[¶1] The Court has before it a Stipulation, Consent to Discipline and Recommendations by the Hearing Panel of the Disciplinary Board recommending Loren C. McCray be suspended from the practice of law in North Dakota for six months and he pay costs of the disciplinary proceeding for violations of the North Dakota Rules of Professional Conduct. We accept the stipulation, consent to discipline and recommendations, and we suspend McCray from the practice of law for six months effective upon entry of judgment in this matter.
[¶2] McCray was admitted to practice law in the state of North Dakota on November 7, 1994. McCray's license to practice law was suspended for six months and one day, effective October 1, 2008. Disciplinary Board v. McCray, 2008 ND 162, 755 N.W.2d 835. McCray has not petitioned for reinstatement under N.D.R. Lawyer Discipl. 4.5 and, therefore, has been suspended from the practice of law since October 1, 2008. While the instant suspension is for a period of six months, because McCray has been suspended since 2008, any reinstatement of his license to practice law is governed by the provisions in N.D.R. Lawyer Discipl. 4.5 applicable to a suspension of more than six months.
[¶3] McCray was served a Summons and Petition for Discipline on February 7, 2011. He filed a response to the Petition for Discipline on February 28, 2011. Disciplinary Counsel and McCray entered into a Stipulation and Consent to Discipline. The Hearing Panel of the Disciplinary Board filed a Stipulation, Consent to Discipline and Recommendations of Hearing Panel with this Court on September 28, 2012.
[¶4] In the Stipulated Facts and Conclusions, McCray admitted the following facts. After his October 1, 2008, suspension, he filed an affidavit with this Court attesting that he had served 106 notices to clients, as required by N.D.R. Lawyer Discipl. 6.3. However, he testified at the hearing resulting in the 2008 suspension, that as of the day before the hearing, his law firm "had like 9,450 [clients] or something along those lines." By letter dated April 30, 2009, Disciplinary Counsel asked McCray to explain the apparent discrepancy in the number of clients.
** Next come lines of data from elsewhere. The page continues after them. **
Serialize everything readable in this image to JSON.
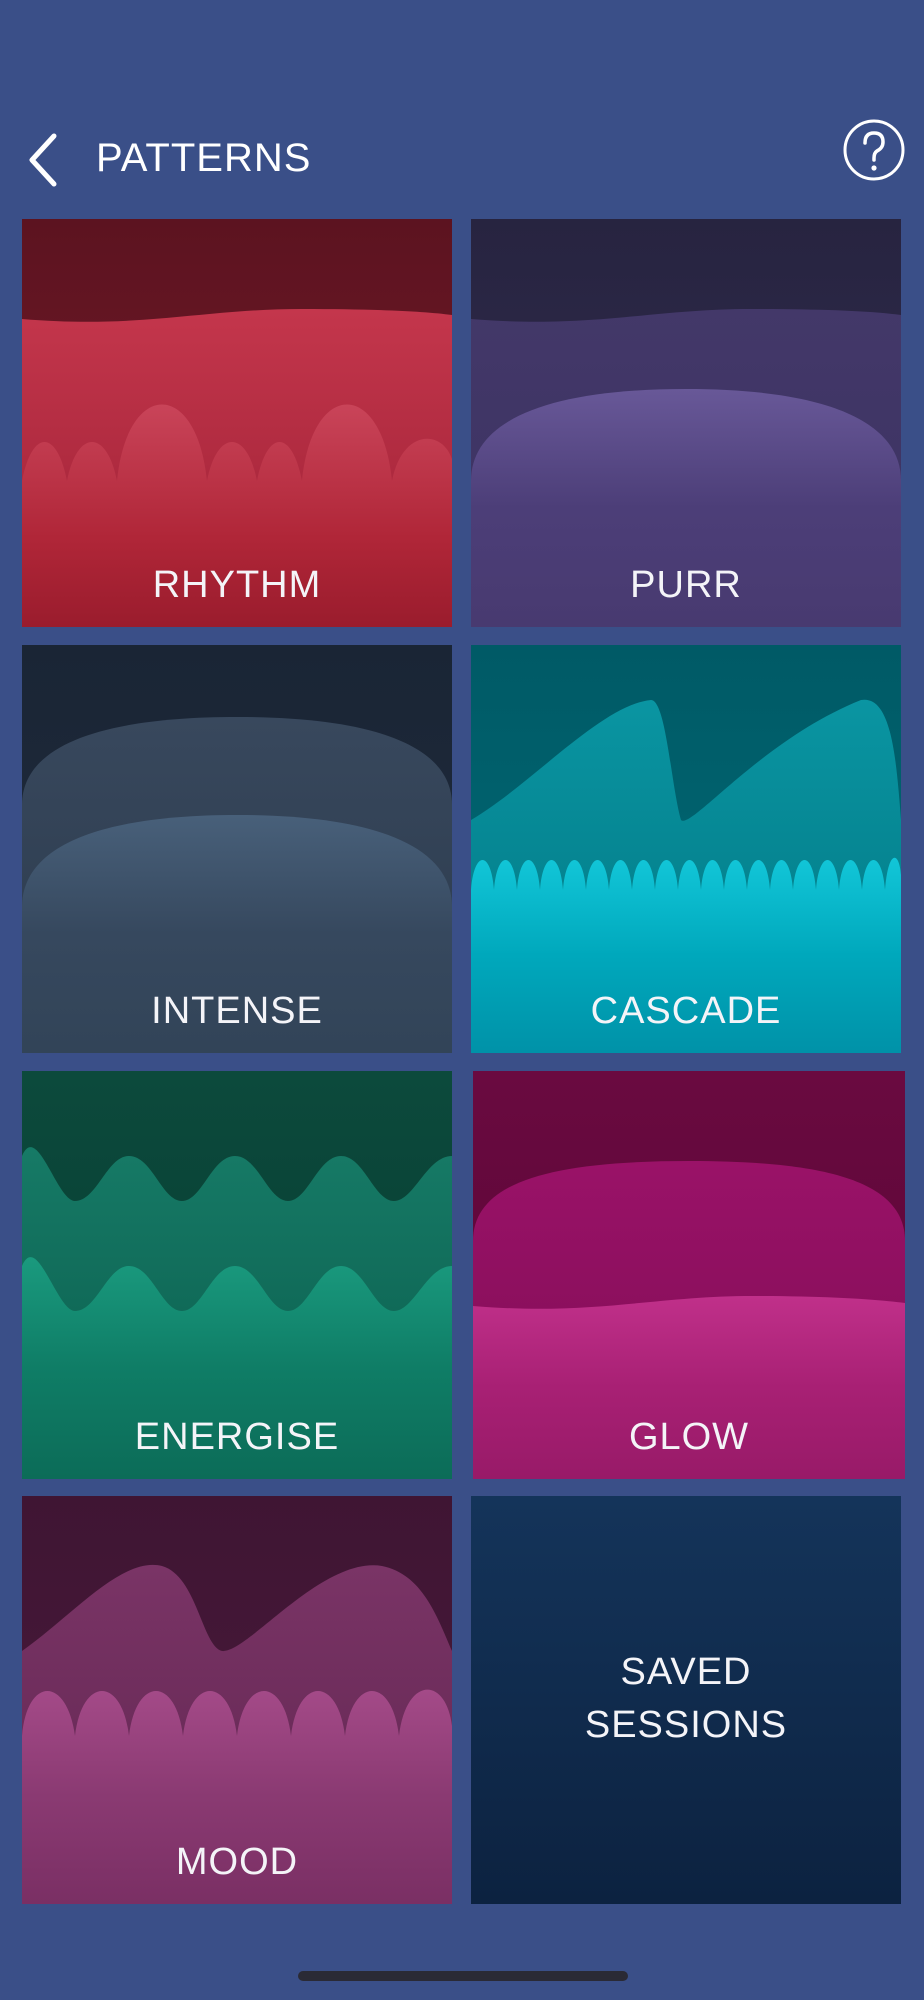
{
  "header": {
    "title": "PATTERNS"
  },
  "icons": {
    "back": "chevron-left-icon",
    "help": "question-circle-icon"
  },
  "tiles": [
    {
      "id": "rhythm",
      "label": "RHYTHM",
      "colors": {
        "top": "#6e1a2a",
        "mid": "#b82a40",
        "front": "#c0344a"
      }
    },
    {
      "id": "purr",
      "label": "PURR",
      "colors": {
        "top": "#2b2647",
        "mid": "#3e345e",
        "front": "#5a4886"
      }
    },
    {
      "id": "intense",
      "label": "INTENSE",
      "colors": {
        "top": "#1c2838",
        "mid": "#2f3e50",
        "front": "#3a4d63"
      }
    },
    {
      "id": "cascade",
      "label": "CASCADE",
      "colors": {
        "top": "#00606d",
        "mid": "#00808c",
        "front": "#00aac0"
      }
    },
    {
      "id": "energise",
      "label": "ENERGISE",
      "colors": {
        "top": "#063c32",
        "mid": "#0a5f50",
        "front": "#118a72"
      }
    },
    {
      "id": "glow",
      "label": "GLOW",
      "colors": {
        "top": "#5e0638",
        "mid": "#85105a",
        "front": "#b2267a"
      }
    },
    {
      "id": "mood",
      "label": "MOOD",
      "colors": {
        "top": "#451838",
        "mid": "#69294f",
        "front": "#924077"
      }
    },
    {
      "id": "saved-sessions",
      "label_line1": "SAVED",
      "label_line2": "SESSIONS",
      "colors": {
        "top": "#143156",
        "bottom": "#0d2340"
      }
    }
  ]
}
In a response dated May 20, 2009, McCray revealed that on May 15, 2008, he "sold Bradley Ross Law and its clients to Facemyer and Associates in Utah." He also revealed that "on or before September 17, 2008, all remaining Bradley Ross Law clients and there [sic] files had been transferred to Facemyer and Associates."
[¶5] On May 21, 2009, Disciplinary Counsel requested McCray to provide the return receipts required by N.D.R. Prof. Conduct 1.17(c) related to the sale of a law practice, or for those for whom he did not have a return receipt, to tell all reasonable steps taken to see that notice of the sale was received by the client; or if, after all reasonable steps had been exhausted, to tell what, if any, court authorized the transfer of the client file. McCray did not informally or formally provide the requested information until September 10, 2012. The information provided described the steps McCray took to notify clients of the sale of his law firm.
[¶6] McCray admitted that his failure to provide the requested information until September 10, 2012, violated N.D.R. Prof. Conduct 8.1(b), which provides that a lawyer shall not knowingly fail to respond to a lawful demand for information from a disciplinary authority. He also admitted that his failure to provide clients with notice, by certified mail, of the sale of his law firm violated the notice provisions of N.D.R. Prof. Conduct 1.17(c), but that the actual or potential injury resulting from the violation was substantially alleviated by McCray's efforts to provide notice by other means.
[¶7] McCray admitted that N.D. Stds. Imposing Lawyer Sanctions 7.2 applied, recognizing that suspension is generally appropriate when a lawyer knowingly engages in conduct that is a violation of a duty owed to the profession and causes injury or potential injury to a client, the public, or the legal system. McCray agreed that as a sanction for violation of N.D.R. Prof. Conduct 8.1(b) and N.D.R.Prof. Conduct 1.17(c), his suspension from the practice of law be extended six months, effective upon the entry of this order of suspension, and he pay $500 costs of the disciplinary proceeding within 30 days of entry of judgment in this matter. He also agreed that he may not apply for reinstatement under N.D.R. Lawyer Discipl. 4.5 until 60 days before the expiration of the extension of his current suspension. The Hearing Panel accepted the Stipulation and Consent to Discipline and the recommended sanctions.
[¶8] This matter was referred to the Supreme Court under N.D.R. Lawyer Discipl. 3.1(F). No objections were filed. The Court considered the matter, and
[¶9] ORDERED, that the Stipulation, Consent to Discipline, and Recommendations of the Hearing Panel filed on ...